Scanadu unveils smartphone-enabled home diagnostics

By: Jonah Comstock | Nov 29, 2012        

Tags: | | | | | |  |

scanadu SCOUTScanadu, the 2-year-old San Francisco startup aiming to develop a handheld medical scanner for home use, similar to the Star Trek tricorder, has unveiled its first three products, set for release by the end of 2013.

The Scanadu SCOUT is the central scanner component. The NASA Ames Research Center-based company says that customers simply hold the small, lightweight device to the patient’s temple and it will return five vital sign results with 99 percent accuracy in less than 10 seconds.

“Consumers’ attention deficit is increasing,” CEO Walter de Brouwer told MobiHealthNews in an interview last month. “And if they have a device that can do diagnostics, they are not willing to spend more than 10 seconds waiting. They’d like to have real time, they’ll settle for 10 seconds, but a minute would be too long.”

The data from the scan will be uploaded to a Scanadu app via Bluetooth and will track pulse transit time, heart rate, electrical heart activity, body temperature, heart rate variability, and blood oxygenation. The company plans to sell the device for less than $150, and the firmware will be remotely upgradable, allowing Scanadu to add new scanning metrics in the future.

“We found in user testing that the consumer doesn’t want to go through the ritual of the doctor checkup,” de Brouwer told MobiHealthNews. “The consumer wants one position on the body. And he wants to do the diagnostics all in that one position. And the consumer is price-specific. For the consumer, the price sensitivity will be very high.”

In addition to the SCOUT, the company announced two “low-cost and disposable early detection tools,” which will be integrated with the Scanadu app.

Project ScanaFlo will be used to conduct urinalysis. Customers can buy an over-the-counter disposable cartridge, and the software will test urine for preeclampsia, gestational diabetes, kidney failure and urinary tract infections. Pregnant women will also be able to scan for pregnancy complications or to monitor their health throughout the pregnancy.

Project ScanaFlu, meanwhile, will analyze saliva in cases of cold-like symptoms. It will test for Strep A, Influenza A and B, adenovirus, and RSV.

Scanadu plans to submit the products to the FDA for review as soon as next week. De Brouwer said that as a medical device with a consumer-focused use case, it’s not clear whether the FDA will consider the device unique. The SCOUT goes into manufacturing next month, freeing up the company’s team to work on the software side, particularly the user interface.

Scanadu also stressed in the announcement that Scanadu can be used by healthy customers, too, to monitor personal average vitals, so that when a person does get sick doctors have more information about what’s normal for that individual.

Dr. Alan Greene, Chief Medical Officer at Scanadu, said in a statement, “Health decisions shouldn’t be based on averages, they should be based on a real, accurate and personalized healthfeed of data — which we now have the power to give to the consumer in the palm of their hand.”

Scanadu is one of the more visible companies competing in the Qualcomm Tricorder X Prize, a competition to develop a device much like this one.
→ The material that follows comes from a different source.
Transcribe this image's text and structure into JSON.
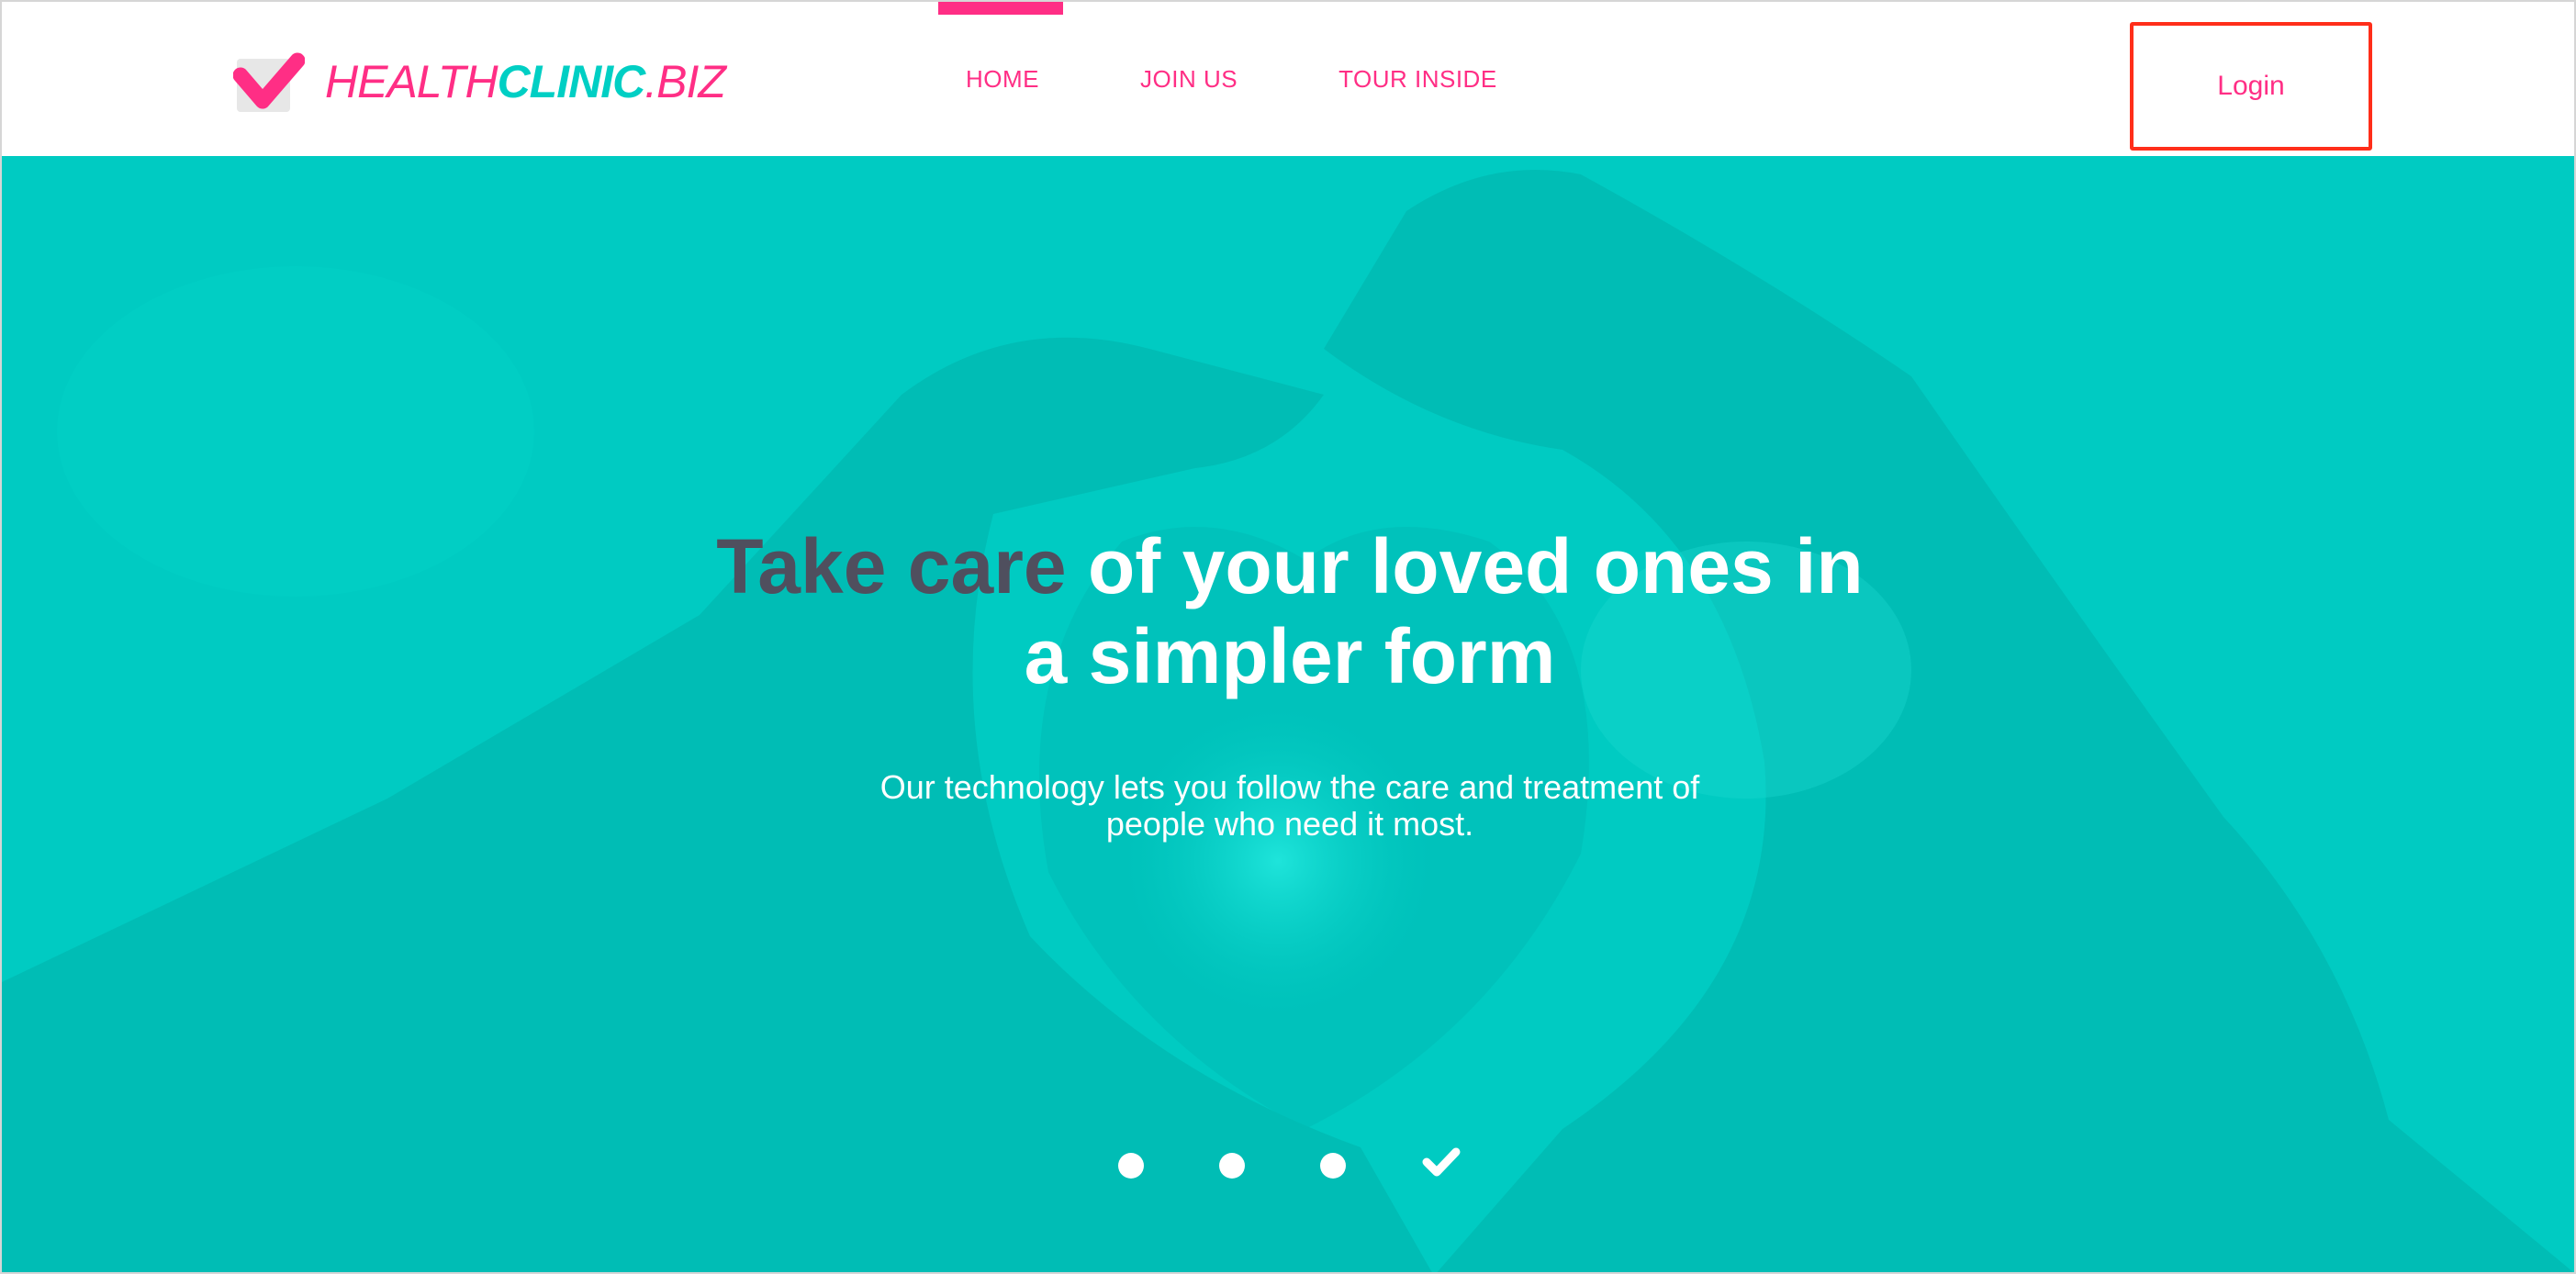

The announced vitals the SCOUT can read line up fairly closely with the draft guidelines for the prize, with the exception of respiratory rate. De Brouwer said the device can read respiratory rate, but not within Scanadu’s self-imposed 10-second window. He said a marketable consumer product is a higher priority than the prize, which is still a year out from its first judging round.
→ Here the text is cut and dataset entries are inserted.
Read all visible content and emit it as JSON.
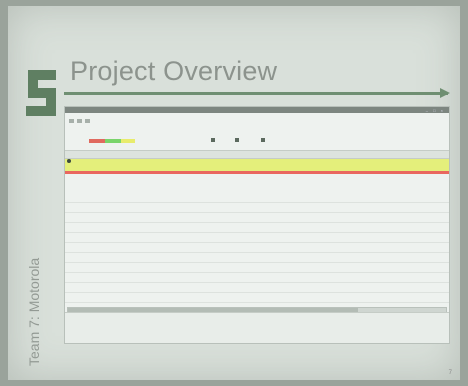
{
  "slide": {
    "logo_letter": "S",
    "title": "Project Overview",
    "side_label": "Team 7: Motorola",
    "page_number": "7"
  },
  "colors": {
    "accent_green": "#6f8f72",
    "row_yellow": "#e4ef7b",
    "row_red": "#e9675f",
    "chip_red": "#e06a5f",
    "chip_green": "#79d46a",
    "chip_yellow": "#e8ec6c"
  },
  "app": {
    "window_title": "",
    "filter_label": "",
    "options": [
      {
        "icon": "checkbox-icon",
        "label": ""
      },
      {
        "icon": "checkbox-icon",
        "label": ""
      },
      {
        "icon": "checkbox-icon",
        "label": ""
      }
    ],
    "columns": [
      "",
      "",
      "",
      "",
      "",
      "",
      "",
      "",
      "",
      "",
      ""
    ],
    "rows": [
      {
        "status": "yellow",
        "cells": [
          "",
          "",
          "",
          "",
          "",
          "",
          "",
          "",
          "",
          "",
          ""
        ]
      },
      {
        "status": "yellow",
        "cells": [
          "",
          "",
          "",
          "",
          "",
          "",
          "",
          "",
          "",
          "",
          ""
        ]
      },
      {
        "status": "red",
        "cells": [
          "",
          "",
          "",
          "",
          "",
          "",
          "",
          "",
          "",
          "",
          ""
        ]
      }
    ]
  }
}
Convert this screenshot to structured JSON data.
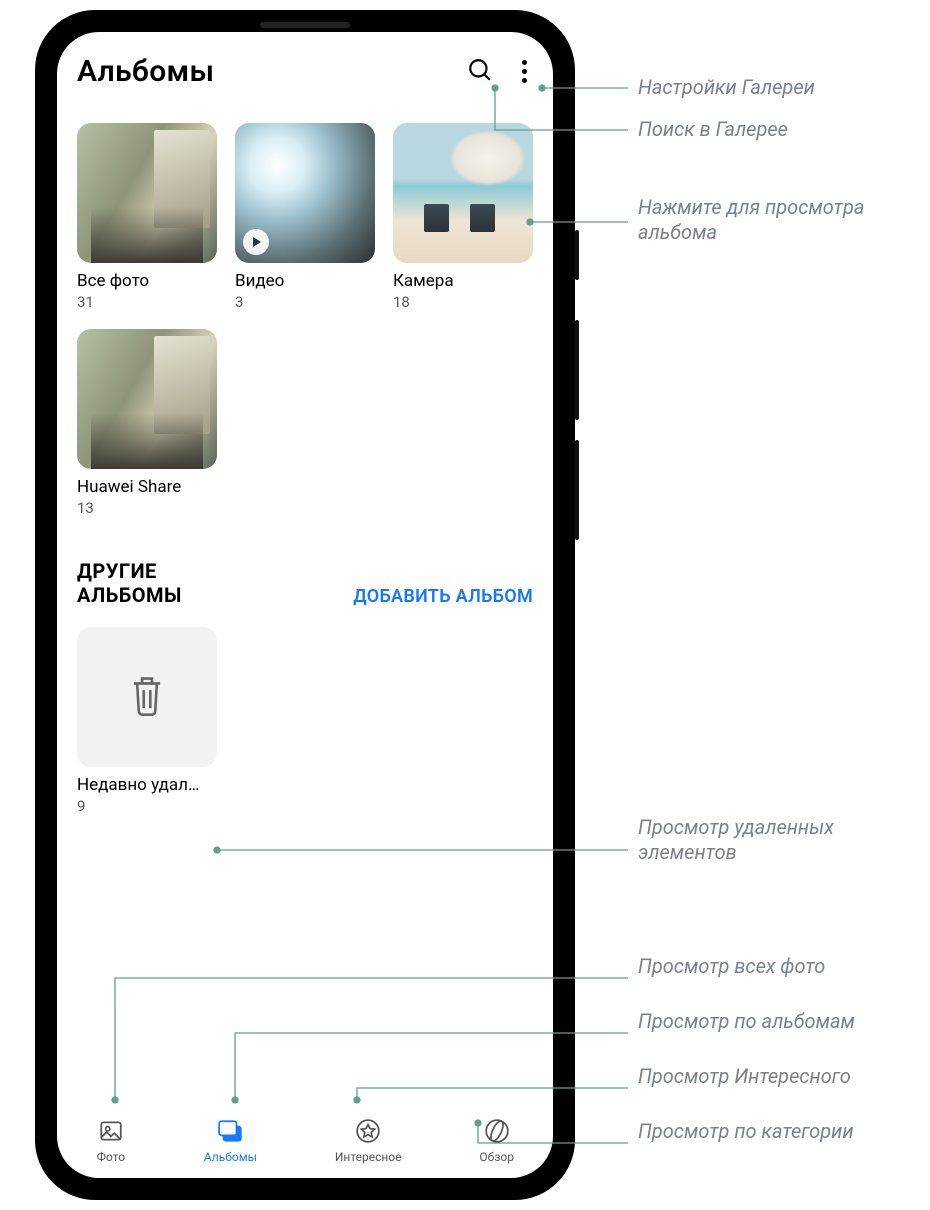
{
  "header": {
    "title": "Альбомы"
  },
  "albums": [
    {
      "name": "Все фото",
      "count": "31"
    },
    {
      "name": "Видео",
      "count": "3"
    },
    {
      "name": "Камера",
      "count": "18"
    },
    {
      "name": "Huawei Share",
      "count": "13"
    }
  ],
  "section": {
    "title": "ДРУГИЕ АЛЬБОМЫ",
    "add_label": "ДОБАВИТЬ АЛЬБОМ"
  },
  "other_albums": [
    {
      "name": "Недавно удал…",
      "count": "9"
    }
  ],
  "nav": [
    {
      "label": "Фото"
    },
    {
      "label": "Альбомы"
    },
    {
      "label": "Интересное"
    },
    {
      "label": "Обзор"
    }
  ],
  "callouts": {
    "settings": "Настройки Галереи",
    "search": "Поиск в Галерее",
    "view_album": "Нажмите для просмотра альбома",
    "deleted": "Просмотр удаленных элементов",
    "all_photos": "Просмотр всех фото",
    "by_albums": "Просмотр по альбомам",
    "highlights": "Просмотр Интересного",
    "by_category": "Просмотр по категории"
  }
}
De Brouwer believes Scanadu will be just one step in a personal health revolution.

“This is the beginning of a nascent industry of personal healthcare and consumer health. The first time in my life I’ve seen this excitement was with the personal computer, the second time was with the Internet and now it’s about health,” de Brouwer said.

He said he wants this product to change the relationship consumers of health care have with providers, making consumers the keepers of their own health information.
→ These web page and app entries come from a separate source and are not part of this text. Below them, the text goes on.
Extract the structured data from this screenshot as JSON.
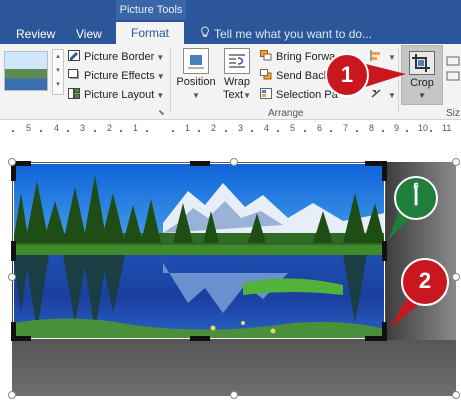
{
  "ribbon": {
    "context_tab_title": "Picture Tools",
    "tabs": [
      "Review",
      "View",
      "Format"
    ],
    "active_tab": "Format",
    "tell_me_placeholder": "Tell me what you want to do...",
    "picture_styles": {
      "picture_border": "Picture Border",
      "picture_effects": "Picture Effects",
      "picture_layout": "Picture Layout"
    },
    "arrange": {
      "position": "Position",
      "wrap_text": "Wrap Text",
      "bring_forward": "Bring Forwa",
      "send_backward": "Send Back",
      "selection_pane": "Selection Pa",
      "group_label": "Arrange"
    },
    "size": {
      "crop": "Crop",
      "group_label_partial": "Siz"
    }
  },
  "ruler": {
    "numbers": [
      "5",
      "4",
      "3",
      "2",
      "1",
      "1",
      "2",
      "3",
      "4",
      "5",
      "6",
      "7",
      "8",
      "9",
      "10",
      "11"
    ]
  },
  "annotations": {
    "callout_1": "1",
    "callout_2": "2",
    "callout_alef": "أ",
    "callout_red_color": "#c8171e",
    "callout_green_color": "#1e7e3a"
  },
  "colors": {
    "title_bar": "#2b579a",
    "ribbon_bg": "#f3f3f3",
    "crop_selected": "#c6c6c6"
  }
}
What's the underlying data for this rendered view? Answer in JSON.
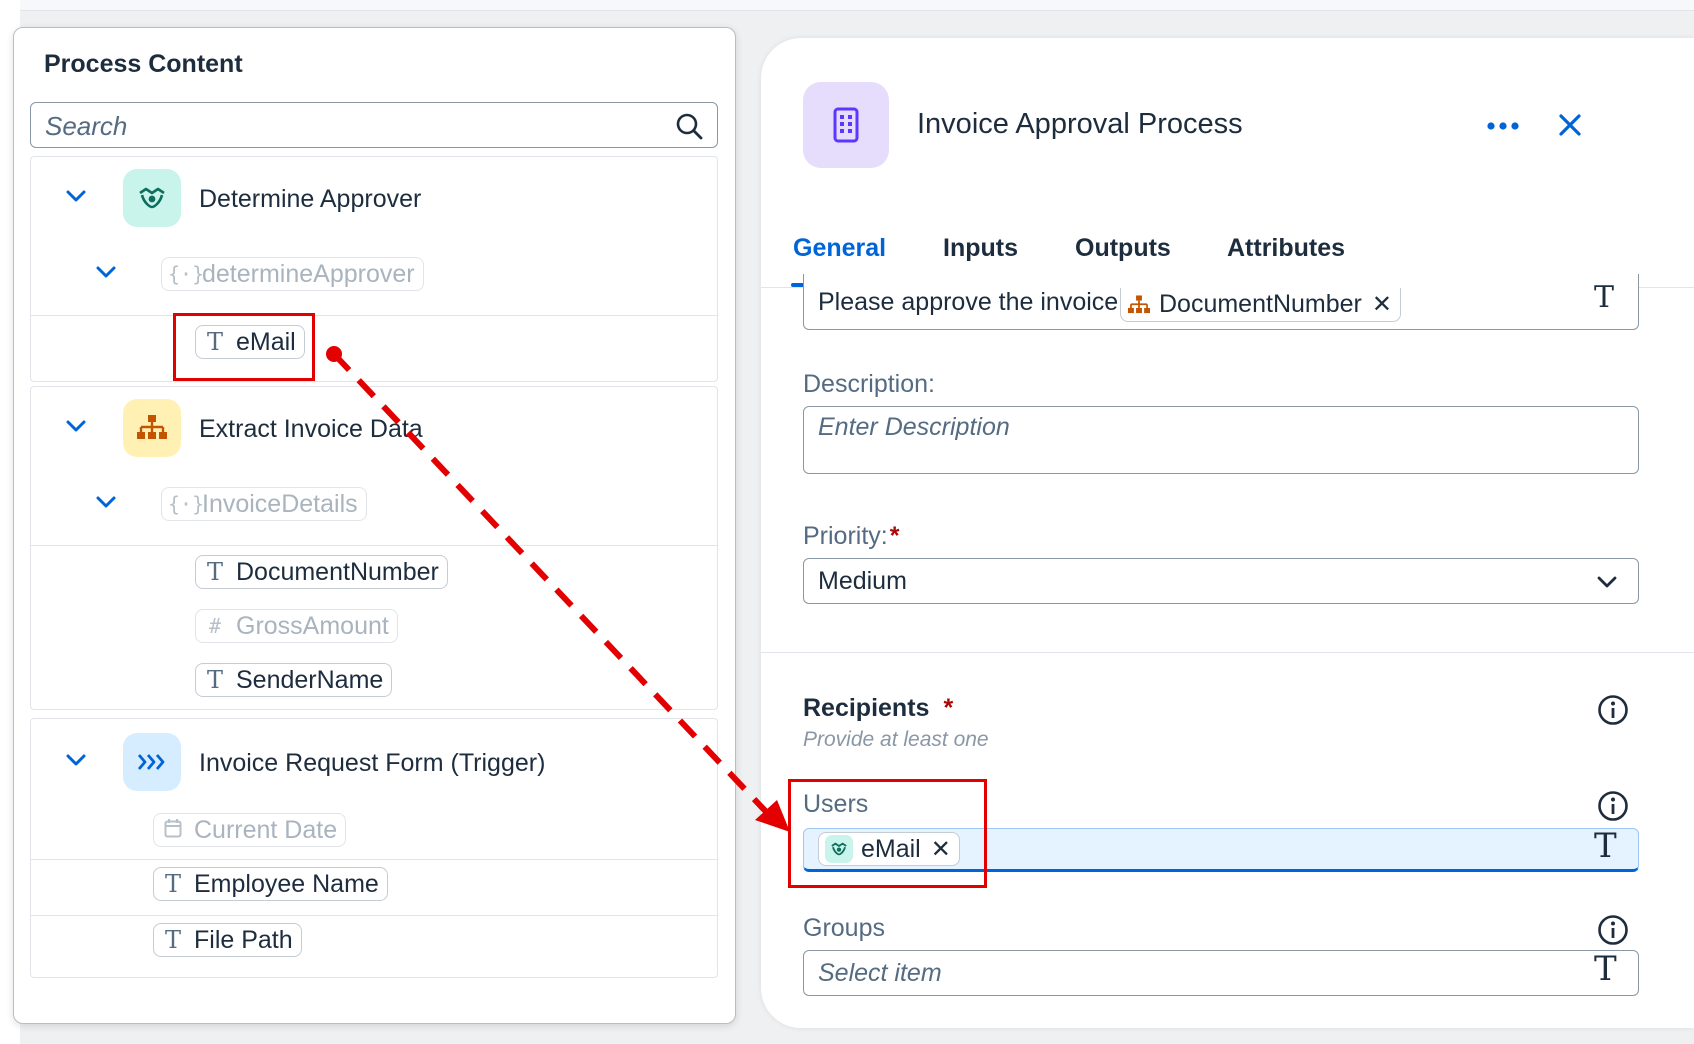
{
  "process_content": {
    "title": "Process Content",
    "search_placeholder": "Search",
    "groups": [
      {
        "name": "Determine Approver",
        "icon": "handshake-icon",
        "sub": "determineApprover",
        "items": [
          {
            "type": "text",
            "label": "eMail",
            "dim": false
          }
        ]
      },
      {
        "name": "Extract Invoice Data",
        "icon": "hierarchy-icon",
        "sub": "InvoiceDetails",
        "items": [
          {
            "type": "text",
            "label": "DocumentNumber",
            "dim": false
          },
          {
            "type": "number",
            "label": "GrossAmount",
            "dim": true
          },
          {
            "type": "text",
            "label": "SenderName",
            "dim": false
          }
        ]
      },
      {
        "name": "Invoice Request Form (Trigger)",
        "icon": "trigger-icon",
        "items": [
          {
            "type": "date",
            "label": "Current Date",
            "dim": true
          },
          {
            "type": "text",
            "label": "Employee Name",
            "dim": false
          },
          {
            "type": "text",
            "label": "File Path",
            "dim": false
          }
        ]
      }
    ]
  },
  "dialog": {
    "title": "Invoice Approval Process",
    "tabs": [
      "General",
      "Inputs",
      "Outputs",
      "Attributes"
    ],
    "active_tab": "General",
    "subject_field": {
      "text": "Please approve the invoice",
      "token": "DocumentNumber"
    },
    "description": {
      "label": "Description:",
      "placeholder": "Enter Description"
    },
    "priority": {
      "label": "Priority:",
      "required_mark": "*",
      "value": "Medium"
    },
    "recipients": {
      "title": "Recipients",
      "required_mark": "*",
      "hint": "Provide at least one",
      "users": {
        "label": "Users",
        "token": "eMail"
      },
      "groups": {
        "label": "Groups",
        "placeholder": "Select item"
      }
    }
  },
  "glyphs": {
    "text_type": "T",
    "number_type": "#",
    "remove": "✕"
  },
  "colors": {
    "accent": "#0064d9",
    "annotation_red": "#e30000",
    "handshake_bg": "#c9f4ec",
    "hierarchy_bg": "#fff0b3",
    "trigger_bg": "#d6ecff",
    "dialog_icon_bg": "#e6dcfb",
    "focused_field_bg": "#e5f2ff"
  }
}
“Now we treat doctors as accountants who have to keep records for us,” he said. “They were not trained to do this. What they were trained to be was an analyst of data, to give us their point of view, their therapy.”